TeloYears offers both health and ancestry testing. What makes them most unique is their health testing, but their ancestry testing could be particularly useful for those who suspect they have East Asian heritage. Using next-generation DNA sequencing, their $99 ancestry test offers to deliver results on your broad ethnic heritage as well as maternal and paternal haplogroups. Their breakdown of ethnic regions of the world (62 regions) isn’t as robust as 23andMe or AncestryDNA (except in East Asia), but it is more granular than FTDNA. They make it easy for you to export your data in order to upload it elsewhere, which is good because TeloYears has no genealogical community. Read our full TeloYears review for more information about both the ancestry and health testing.


Like 23andMe, they include all three types of tests in their package, but it is more expensive at LivingDNA. Vastly superior regions for delving into ancestry in the British Isles.

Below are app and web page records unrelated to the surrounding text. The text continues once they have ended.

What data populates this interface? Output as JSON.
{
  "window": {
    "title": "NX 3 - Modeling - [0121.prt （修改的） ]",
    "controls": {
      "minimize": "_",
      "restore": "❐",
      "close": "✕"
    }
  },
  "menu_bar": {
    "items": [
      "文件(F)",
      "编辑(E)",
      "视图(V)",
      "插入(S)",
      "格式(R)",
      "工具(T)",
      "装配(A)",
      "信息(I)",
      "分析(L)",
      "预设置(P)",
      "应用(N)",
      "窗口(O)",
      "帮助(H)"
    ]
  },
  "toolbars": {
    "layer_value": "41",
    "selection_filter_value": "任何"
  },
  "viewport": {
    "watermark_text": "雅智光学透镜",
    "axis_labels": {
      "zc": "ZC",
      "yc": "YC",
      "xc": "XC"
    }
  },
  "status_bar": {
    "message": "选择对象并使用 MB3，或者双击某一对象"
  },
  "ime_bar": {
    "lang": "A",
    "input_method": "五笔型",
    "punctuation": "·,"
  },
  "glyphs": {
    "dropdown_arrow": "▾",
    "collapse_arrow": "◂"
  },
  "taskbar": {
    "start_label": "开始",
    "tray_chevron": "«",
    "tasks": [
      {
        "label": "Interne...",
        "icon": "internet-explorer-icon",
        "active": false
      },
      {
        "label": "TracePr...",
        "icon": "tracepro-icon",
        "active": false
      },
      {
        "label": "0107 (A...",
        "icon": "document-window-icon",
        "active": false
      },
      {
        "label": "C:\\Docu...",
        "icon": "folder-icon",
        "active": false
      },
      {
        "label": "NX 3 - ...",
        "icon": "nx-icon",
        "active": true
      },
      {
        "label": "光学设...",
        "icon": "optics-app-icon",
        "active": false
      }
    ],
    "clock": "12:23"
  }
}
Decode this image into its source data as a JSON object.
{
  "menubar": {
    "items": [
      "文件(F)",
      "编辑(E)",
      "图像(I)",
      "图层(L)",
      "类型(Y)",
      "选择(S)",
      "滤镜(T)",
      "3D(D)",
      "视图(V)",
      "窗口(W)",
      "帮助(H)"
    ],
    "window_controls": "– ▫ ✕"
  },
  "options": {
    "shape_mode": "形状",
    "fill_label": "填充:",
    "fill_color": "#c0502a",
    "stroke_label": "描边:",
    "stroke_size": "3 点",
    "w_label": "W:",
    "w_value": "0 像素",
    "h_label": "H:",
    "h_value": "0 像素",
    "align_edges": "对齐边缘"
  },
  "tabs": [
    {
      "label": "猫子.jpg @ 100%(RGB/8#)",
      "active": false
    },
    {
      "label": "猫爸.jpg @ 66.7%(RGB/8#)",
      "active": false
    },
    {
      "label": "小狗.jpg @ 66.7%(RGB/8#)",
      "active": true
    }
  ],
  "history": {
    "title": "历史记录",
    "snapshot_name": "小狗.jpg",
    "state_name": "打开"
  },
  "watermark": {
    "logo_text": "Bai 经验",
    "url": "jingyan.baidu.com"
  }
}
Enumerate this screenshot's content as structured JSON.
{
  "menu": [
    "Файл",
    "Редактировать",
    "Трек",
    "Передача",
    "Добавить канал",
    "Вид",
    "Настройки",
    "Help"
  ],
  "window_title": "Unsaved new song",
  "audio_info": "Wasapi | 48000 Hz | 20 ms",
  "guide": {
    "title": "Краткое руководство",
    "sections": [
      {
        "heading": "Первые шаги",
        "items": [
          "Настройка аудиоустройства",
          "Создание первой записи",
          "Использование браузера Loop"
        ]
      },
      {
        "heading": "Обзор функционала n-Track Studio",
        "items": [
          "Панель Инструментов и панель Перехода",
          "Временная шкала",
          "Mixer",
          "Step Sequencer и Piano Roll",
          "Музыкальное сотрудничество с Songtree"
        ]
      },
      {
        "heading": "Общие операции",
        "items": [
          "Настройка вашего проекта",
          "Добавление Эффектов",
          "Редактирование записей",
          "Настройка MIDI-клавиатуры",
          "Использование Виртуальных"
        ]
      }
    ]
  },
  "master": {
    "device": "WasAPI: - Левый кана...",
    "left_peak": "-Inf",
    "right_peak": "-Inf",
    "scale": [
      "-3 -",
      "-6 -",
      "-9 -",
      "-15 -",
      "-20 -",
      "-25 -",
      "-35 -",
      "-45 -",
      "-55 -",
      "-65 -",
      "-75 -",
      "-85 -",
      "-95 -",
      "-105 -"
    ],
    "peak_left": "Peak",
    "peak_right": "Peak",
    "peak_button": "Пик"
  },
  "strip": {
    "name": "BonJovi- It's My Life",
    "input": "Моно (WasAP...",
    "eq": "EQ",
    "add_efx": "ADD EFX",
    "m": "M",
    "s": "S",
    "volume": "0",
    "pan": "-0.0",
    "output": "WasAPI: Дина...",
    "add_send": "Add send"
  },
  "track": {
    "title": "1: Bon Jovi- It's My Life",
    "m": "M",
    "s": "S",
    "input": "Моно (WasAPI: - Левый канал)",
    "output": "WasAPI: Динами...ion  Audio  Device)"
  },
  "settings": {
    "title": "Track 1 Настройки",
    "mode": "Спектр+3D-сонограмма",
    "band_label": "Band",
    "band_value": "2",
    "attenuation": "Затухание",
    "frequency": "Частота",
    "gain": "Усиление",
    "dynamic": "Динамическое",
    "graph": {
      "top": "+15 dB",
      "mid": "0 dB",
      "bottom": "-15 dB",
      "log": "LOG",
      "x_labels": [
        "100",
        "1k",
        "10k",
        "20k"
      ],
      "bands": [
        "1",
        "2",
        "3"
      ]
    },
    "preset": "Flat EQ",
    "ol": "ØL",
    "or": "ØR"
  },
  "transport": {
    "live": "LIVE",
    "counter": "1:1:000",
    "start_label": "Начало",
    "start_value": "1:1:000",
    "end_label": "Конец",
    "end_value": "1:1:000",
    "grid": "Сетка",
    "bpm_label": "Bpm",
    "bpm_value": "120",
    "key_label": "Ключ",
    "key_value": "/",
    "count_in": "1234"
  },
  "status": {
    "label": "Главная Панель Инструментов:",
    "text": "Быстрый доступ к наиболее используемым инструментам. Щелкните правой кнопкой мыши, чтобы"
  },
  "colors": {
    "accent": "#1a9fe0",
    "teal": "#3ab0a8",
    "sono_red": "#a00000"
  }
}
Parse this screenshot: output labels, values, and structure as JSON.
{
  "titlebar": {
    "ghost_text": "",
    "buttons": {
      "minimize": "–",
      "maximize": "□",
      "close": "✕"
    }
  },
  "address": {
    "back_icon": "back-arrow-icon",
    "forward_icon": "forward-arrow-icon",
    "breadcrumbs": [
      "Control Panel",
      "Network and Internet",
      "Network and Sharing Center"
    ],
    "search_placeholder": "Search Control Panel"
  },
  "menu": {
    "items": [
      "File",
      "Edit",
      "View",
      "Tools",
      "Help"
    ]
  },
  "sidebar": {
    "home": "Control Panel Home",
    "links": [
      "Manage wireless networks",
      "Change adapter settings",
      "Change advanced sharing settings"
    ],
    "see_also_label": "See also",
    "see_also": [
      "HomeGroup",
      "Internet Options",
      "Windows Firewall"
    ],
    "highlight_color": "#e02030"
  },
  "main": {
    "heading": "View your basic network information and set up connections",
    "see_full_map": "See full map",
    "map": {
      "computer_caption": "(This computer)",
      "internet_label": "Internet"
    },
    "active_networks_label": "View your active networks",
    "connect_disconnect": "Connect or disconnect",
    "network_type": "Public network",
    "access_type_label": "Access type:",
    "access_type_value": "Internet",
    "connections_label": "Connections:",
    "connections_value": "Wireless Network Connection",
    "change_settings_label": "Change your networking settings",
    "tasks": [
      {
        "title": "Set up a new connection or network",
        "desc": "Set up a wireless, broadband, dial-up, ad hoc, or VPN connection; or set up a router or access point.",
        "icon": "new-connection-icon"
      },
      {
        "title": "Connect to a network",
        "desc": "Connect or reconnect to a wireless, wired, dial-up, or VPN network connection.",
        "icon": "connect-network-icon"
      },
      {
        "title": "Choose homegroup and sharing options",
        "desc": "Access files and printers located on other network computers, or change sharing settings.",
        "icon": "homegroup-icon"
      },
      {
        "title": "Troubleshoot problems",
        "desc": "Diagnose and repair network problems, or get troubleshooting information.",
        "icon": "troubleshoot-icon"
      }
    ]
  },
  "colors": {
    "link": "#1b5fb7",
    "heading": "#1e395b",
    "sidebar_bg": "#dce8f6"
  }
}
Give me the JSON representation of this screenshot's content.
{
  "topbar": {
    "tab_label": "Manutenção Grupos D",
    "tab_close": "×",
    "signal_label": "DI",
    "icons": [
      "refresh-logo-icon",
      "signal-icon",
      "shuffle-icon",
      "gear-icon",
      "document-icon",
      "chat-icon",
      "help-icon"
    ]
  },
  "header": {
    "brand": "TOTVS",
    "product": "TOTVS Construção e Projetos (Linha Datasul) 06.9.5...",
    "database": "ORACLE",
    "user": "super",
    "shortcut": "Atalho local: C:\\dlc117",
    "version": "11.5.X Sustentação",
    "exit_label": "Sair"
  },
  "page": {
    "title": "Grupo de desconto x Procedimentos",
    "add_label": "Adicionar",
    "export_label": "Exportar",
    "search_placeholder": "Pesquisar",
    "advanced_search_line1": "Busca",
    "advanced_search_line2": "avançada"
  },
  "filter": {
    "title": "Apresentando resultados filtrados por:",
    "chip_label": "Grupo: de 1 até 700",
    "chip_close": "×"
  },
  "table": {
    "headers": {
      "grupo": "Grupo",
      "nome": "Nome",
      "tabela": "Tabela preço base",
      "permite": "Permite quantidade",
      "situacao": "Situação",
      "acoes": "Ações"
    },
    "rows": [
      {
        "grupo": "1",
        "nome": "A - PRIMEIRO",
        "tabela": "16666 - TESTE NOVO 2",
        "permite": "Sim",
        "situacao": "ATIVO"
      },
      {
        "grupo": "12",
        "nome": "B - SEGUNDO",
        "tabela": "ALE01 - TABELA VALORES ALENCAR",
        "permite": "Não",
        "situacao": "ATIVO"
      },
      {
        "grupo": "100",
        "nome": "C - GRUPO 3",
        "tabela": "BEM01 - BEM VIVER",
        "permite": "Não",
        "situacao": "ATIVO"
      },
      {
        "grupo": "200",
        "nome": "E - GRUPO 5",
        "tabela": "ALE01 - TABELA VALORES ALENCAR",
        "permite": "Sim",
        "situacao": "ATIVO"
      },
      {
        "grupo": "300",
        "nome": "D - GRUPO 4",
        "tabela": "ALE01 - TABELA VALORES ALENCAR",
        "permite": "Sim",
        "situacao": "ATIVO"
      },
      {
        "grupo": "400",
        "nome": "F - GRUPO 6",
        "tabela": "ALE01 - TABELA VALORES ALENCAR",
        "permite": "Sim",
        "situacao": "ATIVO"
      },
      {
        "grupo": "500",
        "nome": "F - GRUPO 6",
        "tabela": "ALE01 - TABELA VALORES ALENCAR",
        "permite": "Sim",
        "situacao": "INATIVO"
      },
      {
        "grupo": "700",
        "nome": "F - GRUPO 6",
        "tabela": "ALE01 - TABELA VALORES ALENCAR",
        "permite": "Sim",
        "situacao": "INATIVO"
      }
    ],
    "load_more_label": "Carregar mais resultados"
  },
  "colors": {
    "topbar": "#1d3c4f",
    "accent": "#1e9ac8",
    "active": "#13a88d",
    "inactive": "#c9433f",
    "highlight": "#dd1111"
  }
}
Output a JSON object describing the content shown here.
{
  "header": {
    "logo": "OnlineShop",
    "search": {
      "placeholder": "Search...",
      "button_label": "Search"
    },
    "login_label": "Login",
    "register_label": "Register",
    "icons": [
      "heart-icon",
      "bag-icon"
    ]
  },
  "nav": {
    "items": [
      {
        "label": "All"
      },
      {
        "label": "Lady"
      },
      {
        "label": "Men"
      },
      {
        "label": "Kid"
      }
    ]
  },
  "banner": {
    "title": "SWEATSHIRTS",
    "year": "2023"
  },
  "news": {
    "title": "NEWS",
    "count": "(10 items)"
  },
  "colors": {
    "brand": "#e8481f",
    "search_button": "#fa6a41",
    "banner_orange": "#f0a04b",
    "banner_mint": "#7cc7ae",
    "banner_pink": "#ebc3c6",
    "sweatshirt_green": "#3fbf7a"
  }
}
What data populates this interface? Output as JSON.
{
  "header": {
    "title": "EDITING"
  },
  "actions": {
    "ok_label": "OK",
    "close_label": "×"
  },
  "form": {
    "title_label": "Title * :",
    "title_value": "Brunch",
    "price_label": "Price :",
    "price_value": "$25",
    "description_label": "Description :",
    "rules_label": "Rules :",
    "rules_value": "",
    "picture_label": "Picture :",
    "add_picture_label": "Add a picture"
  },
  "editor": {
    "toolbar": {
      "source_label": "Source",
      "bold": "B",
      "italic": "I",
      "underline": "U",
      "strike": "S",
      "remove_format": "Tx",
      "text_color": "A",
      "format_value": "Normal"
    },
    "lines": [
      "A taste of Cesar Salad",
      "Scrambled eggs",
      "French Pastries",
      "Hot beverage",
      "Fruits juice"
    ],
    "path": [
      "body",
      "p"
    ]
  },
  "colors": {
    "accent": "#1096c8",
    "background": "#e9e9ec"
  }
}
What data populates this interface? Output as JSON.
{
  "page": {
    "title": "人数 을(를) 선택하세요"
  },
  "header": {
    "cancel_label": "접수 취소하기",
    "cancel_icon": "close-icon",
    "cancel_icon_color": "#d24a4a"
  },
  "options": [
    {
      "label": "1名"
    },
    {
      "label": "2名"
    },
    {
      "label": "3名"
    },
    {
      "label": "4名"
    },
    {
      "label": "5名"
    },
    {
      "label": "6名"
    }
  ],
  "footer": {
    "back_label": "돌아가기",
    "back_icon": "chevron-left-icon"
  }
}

But no database or genealogical community at all.

African Ancestry

Does a very good job with ethnic origins in Africa. Offers the yDNA and mtDNA test. Unfortunately, tests cost quite a bit more than with other companies—even with the current $30 promotional discount, one of these tests runs $269. They do allow you to upload and analyze data from other DNA test providers as well, which is a little bit friendlier to your budget if you’ve already tested elsewhere. But now that companies like AncestryDNA (with their massive community) have added so much more to their regional breakdown of the world, your best bang for your buck might be elsewhere.

The Only Thing Left: Spit or Swab?

All of the ancestry test kits allow you to collect a sample at home and mail it in afterward. With the exception ot TeloYears (which requires a finger-prick), all you have to do is swab the inside of your cheek or collect a little bit of saliva, following their instructions. So what exactly does a company do with your ancestry test?

The DNA testing company analyzes your saliva or cheek swab, searching your DNA results for SNPs, and then shares the results with you after a period of weeks. Results of the autosomal test are usually reported as percentages (30 percent Scandinavian, 22 percent East Indian, and so on), while the results of the yDNA and mtDNA test will be your paternal or maternal haplogroup, respectively.

Once you have results from one testing company, you can also upload them to the databases of some other companies and third-party sites to broaden your exposure to potential family. Each database will give you slightly different results and new clues about your ethnicity.

For instance, GEDmatch is run by genetic genealogists, and it’s not a testing company. Instead, it has become a popular third-party database for folks who completed DNA tests from AncestryDNA, FTDNA or 23andMe. If you opt to take a budget-friendly bundle of tests via 23andMe, for instance, finding good third-party genealogical databases will be very helpful for maximizing what you learn from the results.

People in certain populations can benefit from specialized search techniques and databases. The non-profit DNAAdoption teaches advanced search methodology to people who are adopted, donor-conceived, or have unexpected results.

So what are you waiting for? Pick the ancestry test that sounds best to you and get started! There’s never been a better time to take a DNA test.

As an added bonus, the accuracy of haplogroup and ethnicity reporting improves over time as databases grow and research advances. (Depending on the testing company, they may automatically update your results as well, so be sure to log in and check from time to time.) This means that as more and more of us take a DNA test and enter into a database, the more useful the information will be for everyone who participates!